I really think if the House acts on this bill, whether we act now or early next year, that there's a strong chance that there will be a comparable bill filed in the Senate. You know the Senate rules over there. You can attach anything to anything if you have the muscle to do it. If there is enough of a support base in the Senate, this thing has life over there. If we can bring it to a point where it has some momentum and some life in the Senate, despite the problems that Mr. Hollings has with it, it's very conceivable that we can get everybody into a grand compromise and end this thing.
MCN: If you listen to FCC chairman Michael Powell, he's talking about a new emphasis on facilities-based competition and light broadband regulation. Do you sense that he could accomplish much of what you want to do in the Tauzin-Dingell bill in a regulatory way?
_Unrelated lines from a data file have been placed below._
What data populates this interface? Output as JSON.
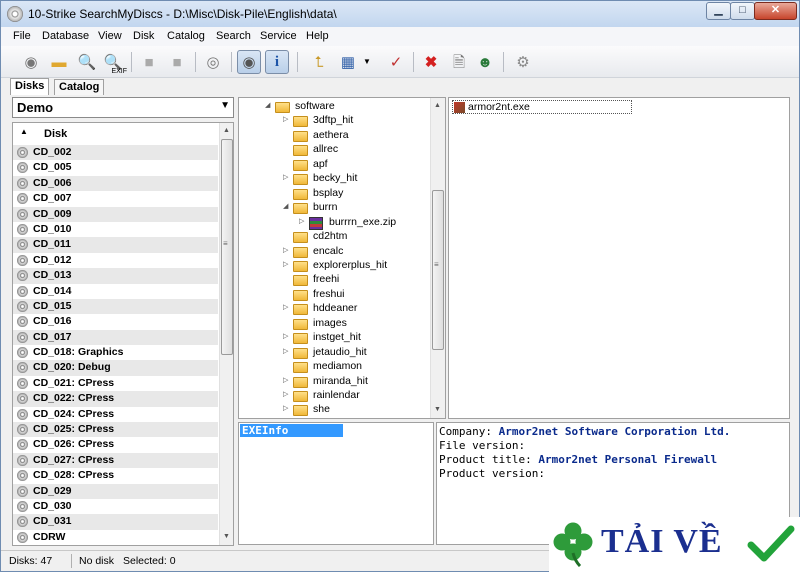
{
  "window": {
    "title": "10-Strike SearchMyDiscs - D:\\Misc\\Disk-Pile\\English\\data\\"
  },
  "menu": [
    "File",
    "Database",
    "View",
    "Disk",
    "Catalog",
    "Search",
    "Service",
    "Help"
  ],
  "toolbar": {
    "exif_label": "EXIF"
  },
  "left_tabs": [
    "Disks",
    "Catalog"
  ],
  "catalog_combo": {
    "value": "Demo"
  },
  "disk_list": {
    "column_header": "Disk",
    "items": [
      "CD_002",
      "CD_005",
      "CD_006",
      "CD_007",
      "CD_009",
      "CD_010",
      "CD_011",
      "CD_012",
      "CD_013",
      "CD_014",
      "CD_015",
      "CD_016",
      "CD_017",
      "CD_018: Graphics",
      "CD_020: Debug",
      "CD_021: CPress",
      "CD_022: CPress",
      "CD_024: CPress",
      "CD_025: CPress",
      "CD_026: CPress",
      "CD_027: CPress",
      "CD_028: CPress",
      "CD_029",
      "CD_030",
      "CD_031",
      "CDRW"
    ]
  },
  "folder_tree": {
    "root": "software",
    "items": [
      {
        "name": "3dftp_hit",
        "exp": "▷"
      },
      {
        "name": "aethera",
        "exp": ""
      },
      {
        "name": "allrec",
        "exp": ""
      },
      {
        "name": "apf",
        "exp": ""
      },
      {
        "name": "becky_hit",
        "exp": "▷"
      },
      {
        "name": "bsplay",
        "exp": ""
      },
      {
        "name": "burrn",
        "exp": "◢"
      },
      {
        "name": "burrrn_exe.zip",
        "exp": "▷",
        "child": true,
        "zip": true
      },
      {
        "name": "cd2htm",
        "exp": ""
      },
      {
        "name": "encalc",
        "exp": "▷"
      },
      {
        "name": "explorerplus_hit",
        "exp": "▷"
      },
      {
        "name": "freehi",
        "exp": ""
      },
      {
        "name": "freshui",
        "exp": ""
      },
      {
        "name": "hddeaner",
        "exp": "▷"
      },
      {
        "name": "images",
        "exp": ""
      },
      {
        "name": "instget_hit",
        "exp": "▷"
      },
      {
        "name": "jetaudio_hit",
        "exp": "▷"
      },
      {
        "name": "mediamon",
        "exp": ""
      },
      {
        "name": "miranda_hit",
        "exp": "▷"
      },
      {
        "name": "rainlendar",
        "exp": "▷"
      },
      {
        "name": "she",
        "exp": "▷"
      }
    ]
  },
  "files": {
    "selected": "armor2nt.exe"
  },
  "info": {
    "section": "EXEInfo",
    "company_label": "Company:",
    "company_value": "Armor2net Software Corporation Ltd.",
    "file_version_label": "File version:",
    "file_version_value": "",
    "product_title_label": "Product title:",
    "product_title_value": "Armor2net Personal Firewall",
    "product_version_label": "Product version:",
    "product_version_value": ""
  },
  "status": {
    "disks": "Disks: 47",
    "disk_state": "No disk",
    "selected": "Selected: 0"
  },
  "watermark": {
    "text": "TẢI VỀ"
  }
}
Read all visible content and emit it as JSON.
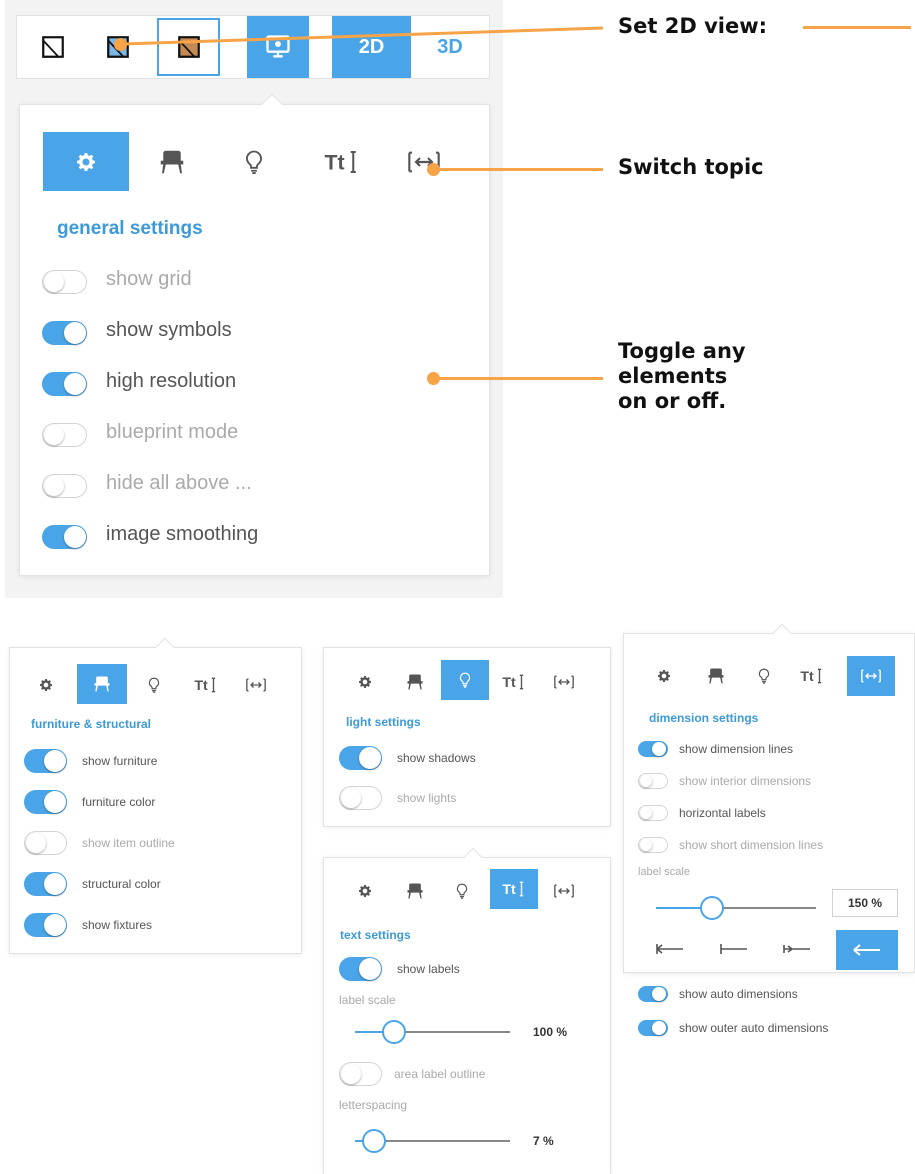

Absolutely. The only problem is, it's going to take a certain amount of time. And the question is, 'Is it quicker to legislate than it is to wait for the regulatory process to complete itself?'
Look, one way or the other there will be broadband competition in this country, and telephone companies are going to be broadband competitors across these stupid LATA [local access and transport area] lines. Americans are going to have some choice between cable companies and telephone companies, instead of just one choice.
It's either going to happen because Michael Powell makes sure it happens or because we in the Congress have the wisdom to make it happen. But we are not going to live forever with 8 percent of our people connected. That's intolerable. Sooner or later, this logjam is going to break. And if I can't break it legislatively, I'm delighted that Michael Powell has clearly said that he's prepared to break it administratively.